▸ **Work order**:
If a line in the entries below includes the string "chevron", copy it out.

Items from a dataset
◇ ◇ ◇
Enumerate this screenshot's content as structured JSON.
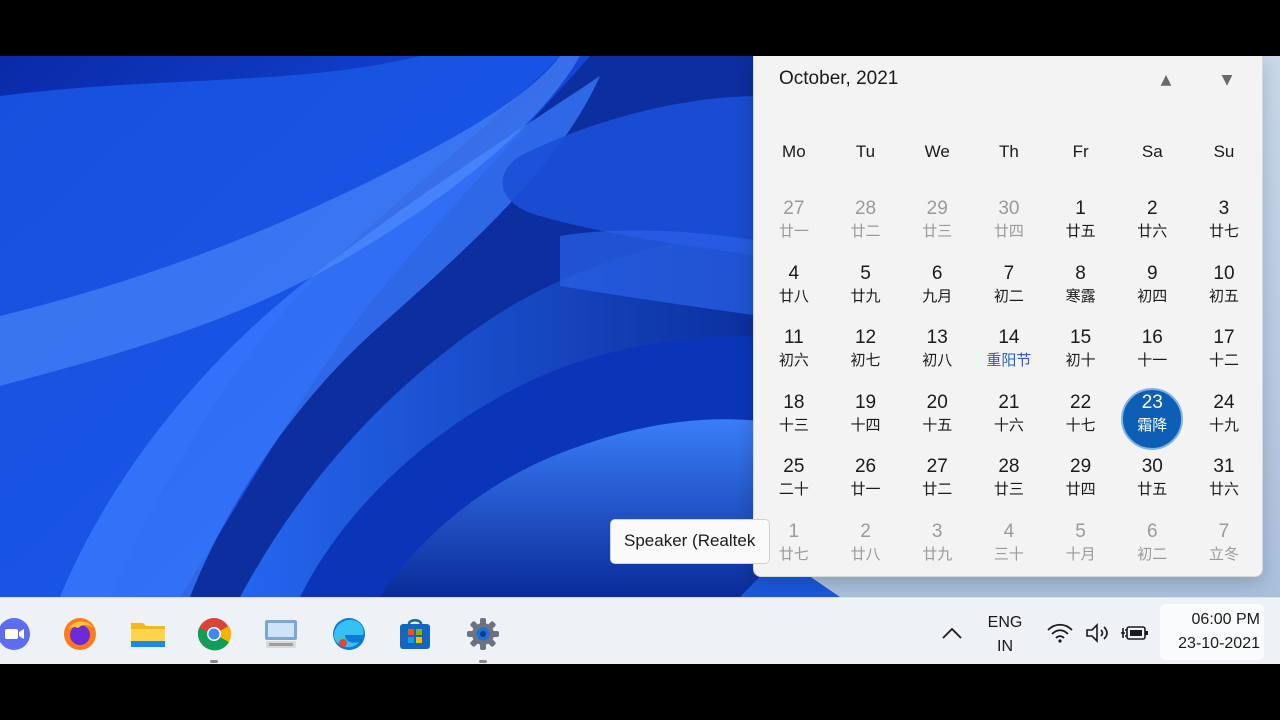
{
  "calendar": {
    "title": "October, 2021",
    "prev_icon": "chevron-up-icon",
    "next_icon": "chevron-down-icon",
    "weekdays": [
      "Mo",
      "Tu",
      "We",
      "Th",
      "Fr",
      "Sa",
      "Su"
    ],
    "days": [
      {
        "num": "27",
        "lunar": "廿一",
        "state": "other"
      },
      {
        "num": "28",
        "lunar": "廿二",
        "state": "other"
      },
      {
        "num": "29",
        "lunar": "廿三",
        "state": "other"
      },
      {
        "num": "30",
        "lunar": "廿四",
        "state": "other"
      },
      {
        "num": "1",
        "lunar": "廿五",
        "state": "current"
      },
      {
        "num": "2",
        "lunar": "廿六",
        "state": "current"
      },
      {
        "num": "3",
        "lunar": "廿七",
        "state": "current"
      },
      {
        "num": "4",
        "lunar": "廿八",
        "state": "current"
      },
      {
        "num": "5",
        "lunar": "廿九",
        "state": "current"
      },
      {
        "num": "6",
        "lunar": "九月",
        "state": "current"
      },
      {
        "num": "7",
        "lunar": "初二",
        "state": "current"
      },
      {
        "num": "8",
        "lunar": "寒露",
        "state": "current"
      },
      {
        "num": "9",
        "lunar": "初四",
        "state": "current"
      },
      {
        "num": "10",
        "lunar": "初五",
        "state": "current"
      },
      {
        "num": "11",
        "lunar": "初六",
        "state": "current"
      },
      {
        "num": "12",
        "lunar": "初七",
        "state": "current"
      },
      {
        "num": "13",
        "lunar": "初八",
        "state": "current"
      },
      {
        "num": "14",
        "lunar": "重阳节",
        "state": "festival"
      },
      {
        "num": "15",
        "lunar": "初十",
        "state": "current"
      },
      {
        "num": "16",
        "lunar": "十一",
        "state": "current"
      },
      {
        "num": "17",
        "lunar": "十二",
        "state": "current"
      },
      {
        "num": "18",
        "lunar": "十三",
        "state": "current"
      },
      {
        "num": "19",
        "lunar": "十四",
        "state": "current"
      },
      {
        "num": "20",
        "lunar": "十五",
        "state": "current"
      },
      {
        "num": "21",
        "lunar": "十六",
        "state": "current"
      },
      {
        "num": "22",
        "lunar": "十七",
        "state": "current"
      },
      {
        "num": "23",
        "lunar": "霜降",
        "state": "today"
      },
      {
        "num": "24",
        "lunar": "十九",
        "state": "current"
      },
      {
        "num": "25",
        "lunar": "二十",
        "state": "current"
      },
      {
        "num": "26",
        "lunar": "廿一",
        "state": "current"
      },
      {
        "num": "27",
        "lunar": "廿二",
        "state": "current"
      },
      {
        "num": "28",
        "lunar": "廿三",
        "state": "current"
      },
      {
        "num": "29",
        "lunar": "廿四",
        "state": "current"
      },
      {
        "num": "30",
        "lunar": "廿五",
        "state": "current"
      },
      {
        "num": "31",
        "lunar": "廿六",
        "state": "current"
      },
      {
        "num": "1",
        "lunar": "廿七",
        "state": "other"
      },
      {
        "num": "2",
        "lunar": "廿八",
        "state": "other"
      },
      {
        "num": "3",
        "lunar": "廿九",
        "state": "other"
      },
      {
        "num": "4",
        "lunar": "三十",
        "state": "other"
      },
      {
        "num": "5",
        "lunar": "十月",
        "state": "other"
      },
      {
        "num": "6",
        "lunar": "初二",
        "state": "other"
      },
      {
        "num": "7",
        "lunar": "立冬",
        "state": "other"
      }
    ]
  },
  "tooltip": {
    "text": "Speaker (Realtek"
  },
  "taskbar": {
    "apps": [
      {
        "name": "zoom-icon",
        "running": false
      },
      {
        "name": "firefox-icon",
        "running": false
      },
      {
        "name": "file-explorer-icon",
        "running": false
      },
      {
        "name": "chrome-icon",
        "running": true
      },
      {
        "name": "remote-desktop-icon",
        "running": false
      },
      {
        "name": "edge-icon",
        "running": false
      },
      {
        "name": "microsoft-store-icon",
        "running": false
      },
      {
        "name": "settings-gear-icon",
        "running": true
      }
    ],
    "tray": {
      "chevron_icon": "chevron-up-icon",
      "lang_line1": "ENG",
      "lang_line2": "IN",
      "icons": [
        "wifi-icon",
        "speaker-icon",
        "battery-charging-icon"
      ]
    },
    "clock": {
      "time": "06:00 PM",
      "date": "23-10-2021"
    }
  },
  "colors": {
    "today_bg": "#0d5fb6",
    "festival_text": "#2a62b8",
    "wallpaper_blue": "#1446d6"
  }
}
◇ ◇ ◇
▸ **Solution for this task**:
    "prev_icon": "chevron-up-icon",
    "next_icon": "chevron-down-icon",
      "chevron_icon": "chevron-up-icon",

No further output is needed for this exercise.